A tour around Kampala is a revelation of the perfection glass can do in interior decoration and architecture generally.In the heart of the city is Workers House grabbing eyes with the blue reflection of sky and the greenery in the distance. "It is like the stroke of an oil painter on canvas. See the birds making waves in the clouds - its like a drive In cinema!" said an enthused tourist as he focused his Nikon lens to take a picture of the yolk like reflection of the setting sun.

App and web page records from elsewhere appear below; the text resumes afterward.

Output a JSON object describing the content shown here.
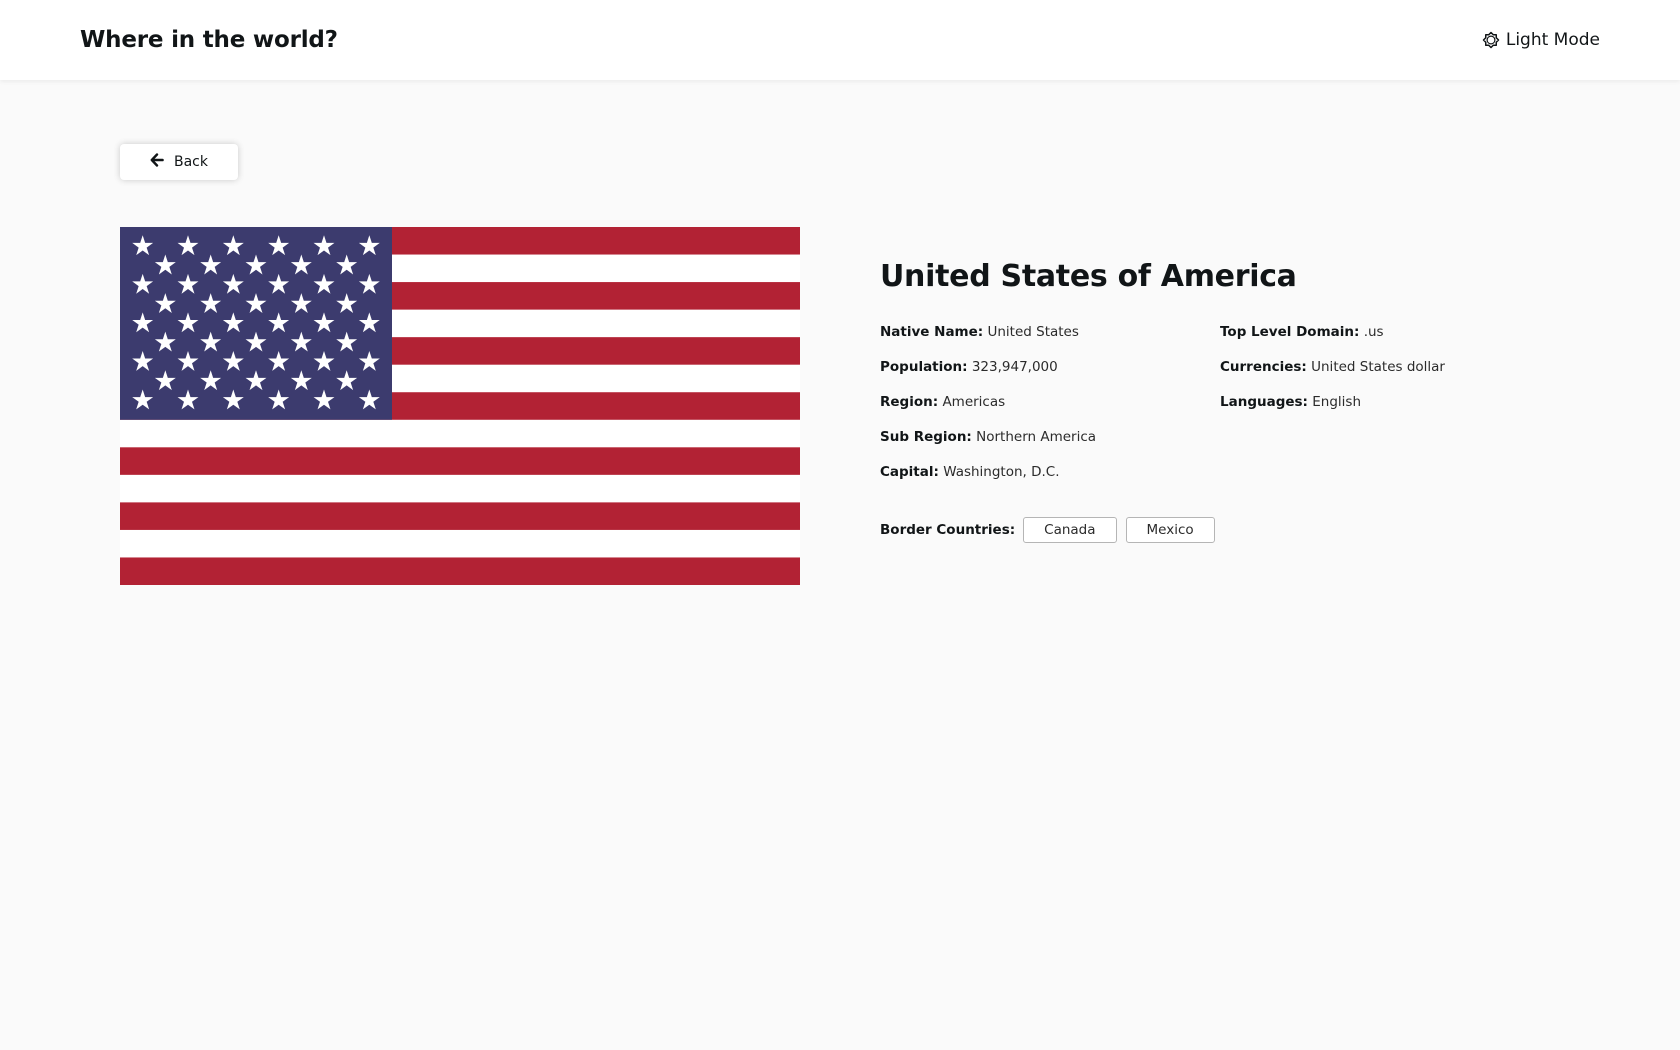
{
  "header": {
    "title": "Where in the world?",
    "theme_toggle_label": "Light Mode",
    "theme_icon": "sun-icon"
  },
  "back_button": {
    "label": "Back",
    "icon": "arrow-left-icon"
  },
  "flag": {
    "icon": "us-flag-image",
    "colors": {
      "red": "#b22234",
      "white": "#ffffff",
      "blue": "#3c3b6e"
    }
  },
  "country": {
    "name": "United States of America",
    "info_left": [
      {
        "label": "Native Name:",
        "value": "United States"
      },
      {
        "label": "Population:",
        "value": "323,947,000"
      },
      {
        "label": "Region:",
        "value": "Americas"
      },
      {
        "label": "Sub Region:",
        "value": "Northern America"
      },
      {
        "label": "Capital:",
        "value": "Washington, D.C."
      }
    ],
    "info_right": [
      {
        "label": "Top Level Domain:",
        "value": ".us"
      },
      {
        "label": "Currencies:",
        "value": "United States dollar"
      },
      {
        "label": "Languages:",
        "value": "English"
      }
    ],
    "border_countries_label": "Border Countries:",
    "border_countries": [
      "Canada",
      "Mexico"
    ]
  }
}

Elsewhere on Kampala road are Crane Chambers, Rwenzori House and IPS building on parliament avenue where engineers used glass artistically to partition 25000sq foot office complexes - depending on ones preference. The latest best case scenario of office partitions is the multi million The New Vision office extension on third street.
Casement and other dealers in Nakasero, provide unlimited layouts to cater for small and big complexes. In prime areas of Muyenga, Ntinda and Kololo glass is taking more space on the roofs of houses to suit the expatriate community, elite and the sophisticated tastes of Kampala folks.
"Creative engineers are today replacing walls and conventional inverted V shaped roofs with glass. Iron sheets, tiles and asbestos materials may take up 80-90 percent of the roof but glass spices up the lighting inside!" says a designer.
There are the translucent glass fibres now in the shops, which have the same profile as roofs. But they provide excellent lighting within the building. As the mall craze takes grips of Kampala, horizontal and slide glass windows have proven maintenance cost free and a desire for up class developers.
A survey of hardware stores is evidence of stocks ranging from 3030, 4030 and 6030 in either insulated or non-insulated material. Some of the windows come with latches and half screens. To contain over exposure blinds give occupants a sense of privacy.
"Switching to glass means more solar heat gained in the daytime thus a need for efficient ventilation for occupants to cope with it" cautions an architect. However, the style of the roof generally depends on the material chosen to frame the glass. The options comprise aluminium, steel, timber or PVC. Glass is heavy and expensive. Spend a little bit more and roof lights can be made to order.
Timber is appropriate for old Elizabethan structures. Slim steel serves well in modern property. One needs planning and regulation approval from the authorities.
With glass one can now have louvers measuring from 3'X3' and 4'X3' with overlapping blades to suit different weather. In store are pitched glass roofs fast replacing the conventional roofing material and style because of changing preferences and tastes in lifestyle. Glass has catered for the needs of the flower industry and Entebbe wild life centre for the snakes collection. Glass adds more light accessibility into the house, this is in addition to that sipping in through the windows. One needs tinted glass for some privacy.
The roof of a house is a key issue in terms of light, price and temperatures.
And a registered architect should approve, a source in the town engineer's office cautions that the material one uses for the roof.
Heavy glass in modern architecture takes more steel bars than wood reserve which is applicable for Elizabethan style structures.
Look carefully and even the wall louvers are now available in3'X3' and 4'X3' sizes. They are either fixed or adjustable. They are efficient in any building that needs ventilation.
In the glass revolution, glass is taking centre stage. In the Sheraton, Paraa Sarova and established high class catering places glass ashtrays/table tops, glass refrigerators and light shades of glass are now in vogue. The Biblical glass paintings gracing the Church walls are fast getting focus as interior decor specialists are picking on them.
Nadia Ngina in Jinja says, glass has an advantage. You can monitor what is taking place next door without going there physically.
Meanwhile, an executive says his employees are able to deliver more in the time they spend in office unlike it is in wood compartments.
"Glass gives one the conscience that some one is watching them which keeps a secretary on her key board and a cleaner with his tools" says Aggrey Kamukama.
Complimenting glass structures, Joseph Mugisa, the chief fire officer says glass is favourable in rescuing fire gutted houses.